CHENNAI: Right from a gopuram-like structure at the entrance to visual representations on the walls, VR Chennai’s designs have been inspired by ancient south Indian architecture. In its latest attempt to trace the rich heritage of south India, VR Chennai has launched a set of walks for tourists and visitors. The Kathai, Kalai, Parampariyam walks — curated by Virtuous Retail and conducted by historian V Sriram — was launched this weekend. It has been designed to take visitors of all age groups through a narrative of the rich history of the region, all of which are showcased at the mall in different ways.
“This is the first time we’re doing a walk within an enclosed modern structure. The beauty and challenge are in explaining the south Indian elements dispersed all over the temple architecture of the centre. We will be looking at the three traditional elements that are mandatory for any tour — legend, art, and history of the local culture,” said V Sriram. The Kathai walk explored the tales of Dasavataram — the 10 manifestations of Vishnu.
The inspiration for highlighting Dasavataram at VR Chennai came from the earliest known epigraph that mentions the ten avatars together at one place. It is located in the Adi-Varaha Temple in Mahabalipuram, which was once the centre of a bustling empire.

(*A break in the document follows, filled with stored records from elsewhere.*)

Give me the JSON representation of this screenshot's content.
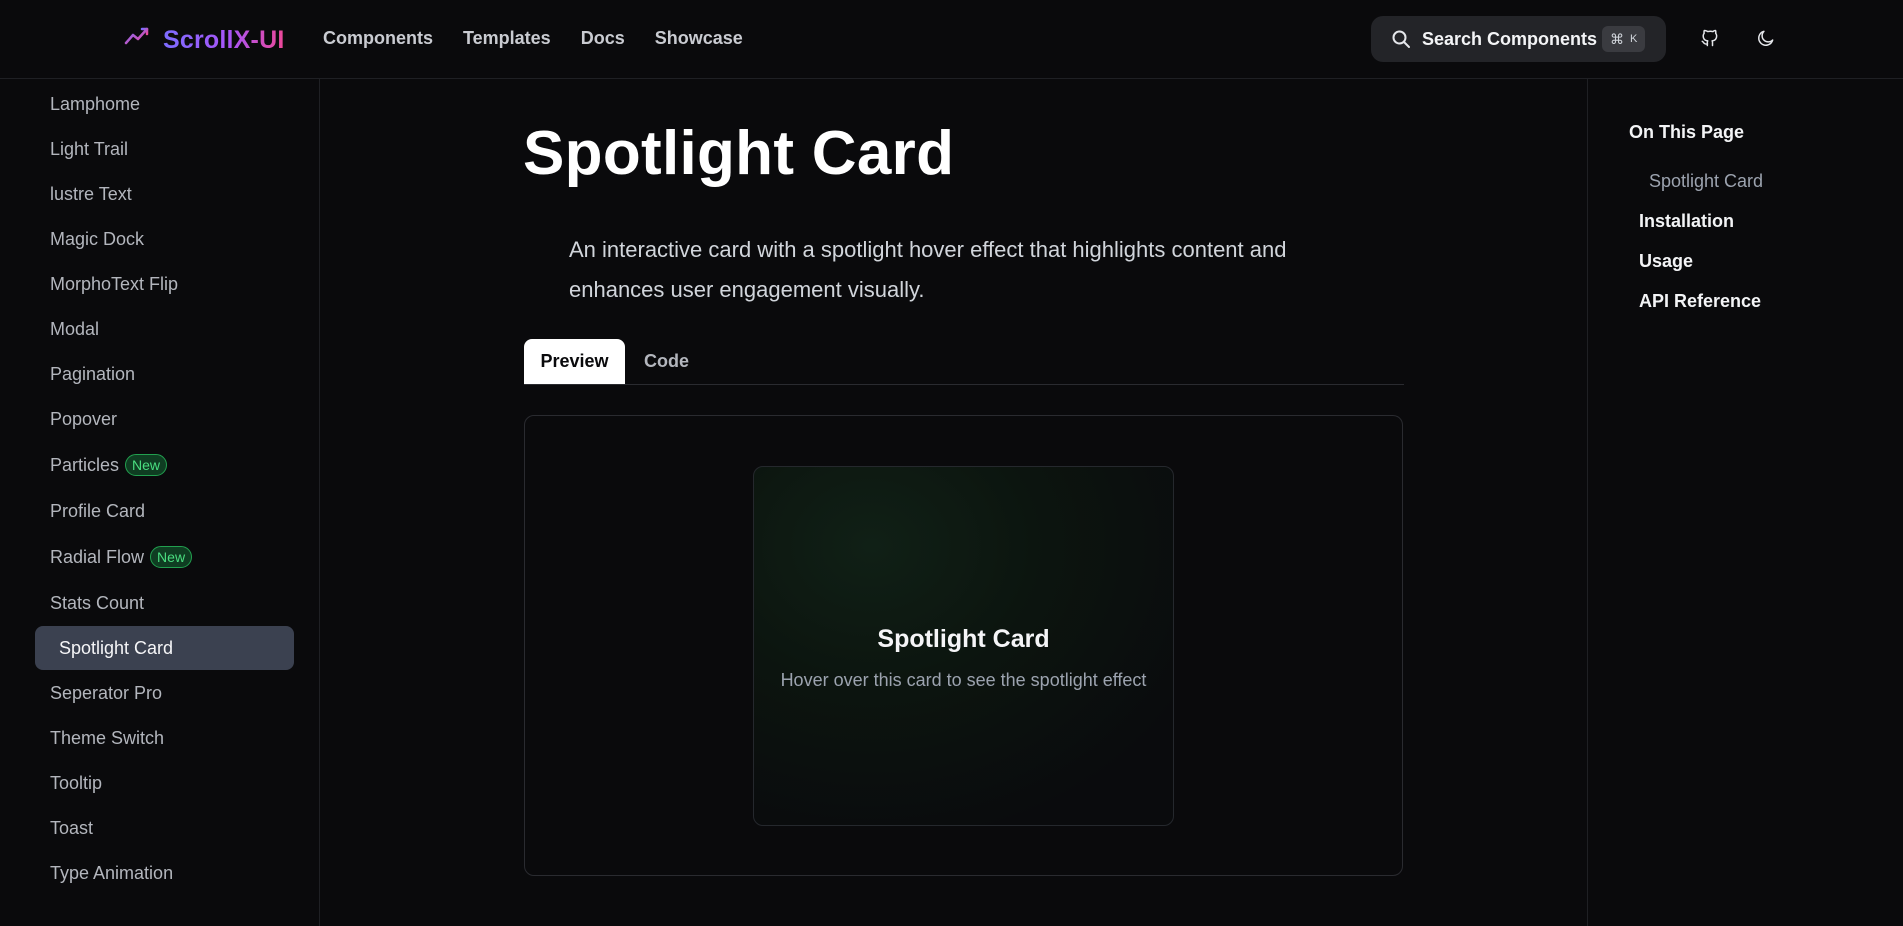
{
  "header": {
    "brand": "ScrollX-UI",
    "nav": [
      "Components",
      "Templates",
      "Docs",
      "Showcase"
    ],
    "search_label": "Search Components",
    "shortcut_symbol": "⌘",
    "shortcut_key": "K"
  },
  "sidebar": {
    "items": [
      {
        "label": "Lamphome"
      },
      {
        "label": "Light Trail"
      },
      {
        "label": "lustre Text"
      },
      {
        "label": "Magic Dock"
      },
      {
        "label": "MorphoText Flip"
      },
      {
        "label": "Modal"
      },
      {
        "label": "Pagination"
      },
      {
        "label": "Popover"
      },
      {
        "label": "Particles",
        "badge": "New"
      },
      {
        "label": "Profile Card"
      },
      {
        "label": "Radial Flow",
        "badge": "New"
      },
      {
        "label": "Stats Count"
      },
      {
        "label": "Spotlight Card",
        "active": true
      },
      {
        "label": "Seperator Pro"
      },
      {
        "label": "Theme Switch"
      },
      {
        "label": "Tooltip"
      },
      {
        "label": "Toast"
      },
      {
        "label": "Type Animation"
      }
    ]
  },
  "main": {
    "title": "Spotlight Card",
    "description": "An interactive card with a spotlight hover effect that highlights content and enhances user engagement visually.",
    "tabs": [
      "Preview",
      "Code"
    ],
    "card": {
      "title": "Spotlight Card",
      "subtitle": "Hover over this card to see the spotlight effect"
    }
  },
  "toc": {
    "title": "On This Page",
    "items": [
      {
        "label": "Spotlight Card"
      },
      {
        "label": "Installation"
      },
      {
        "label": "Usage"
      },
      {
        "label": "API Reference"
      }
    ]
  },
  "colors": {
    "background": "#0a0a0c",
    "active_item": "#3b4150",
    "badge_green": "#4ade80",
    "brand_gradient_start": "#7c6cff",
    "brand_gradient_end": "#ec4899"
  }
}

Likewise, the Dasavataram finds itself a place spread across the VR centre in the form of installations, murals and wooden doors. The first avatar is Matsya or fish. The form of Matsya has been represented as a three feet long catfish, laser cut out of metal sheet located in the Tamarai Sadukkam, a pond-like structure a few metres down the entrance of the mall. The second avatar is Kurma or turtle. The Kurma form can be seen carved out of greenstone and is placed along a water stream. The third avatar, Varaha is represented in the form of a water fountain with a boar head for a water spout.
The fourth avatar, Narasimha, is depicted in the form of a hand-painted mural on the ceiling of the airlock lobby — neither inside nor outside — as the legend goes that Narasimha can neither be killed on earth or sky. The fifth avatar is Vamana or dwarf, is represented as a five-metre long mural. The sixth avatar is Parasuram with an axe. The mural depicts the moment when Varuna, the god of water blesses Parasuram while he sits in meditation in Gokarna. All the murals are the works of Cholamandal Artists’ Village.
Of doors and sculptures
The seventh avatar of Ram is represented in an inspired, hand-carved interpretation on the main door of the Ramaswamy temple in Kumbakonam found at the kannadi gopuram. One of the doors at the VR centre is inspired by the same design. The eighth avatar is Krishna. But, there are no visual imageries of him in any form. The ninth avatar is Buddha in Kali Yug. Standing at 2.3 metres, there’s a sculpture of Buddha. The tenth and final avatar of Vishnu is Kalki in the Kali Yug. Represented in abstract sketchy wire forms and elements of light, this interpretation is an ode to the puranic tale of the coming of Kalki — on top of a white horse with a sword in hand.
The Kalai walk on May 11 will showcase the indigenous art and architecture of the region through multiple elements that have been incorporated in the design of the VR centre. The Parampariyam walk, on May 18, will feature a depiction of the traditions and history of the city in the form of maps, coins, motifs and seals, all etched into stone and murals.
At the walk
The Kathai, Kalai, Parampariyam walks — curated by Virtuous Retail and conducted by historian V Sriram — was launched on Sunday. It has been designed to take visitors of all age groups through a narrative of south India’s rich history, showcased at the mall.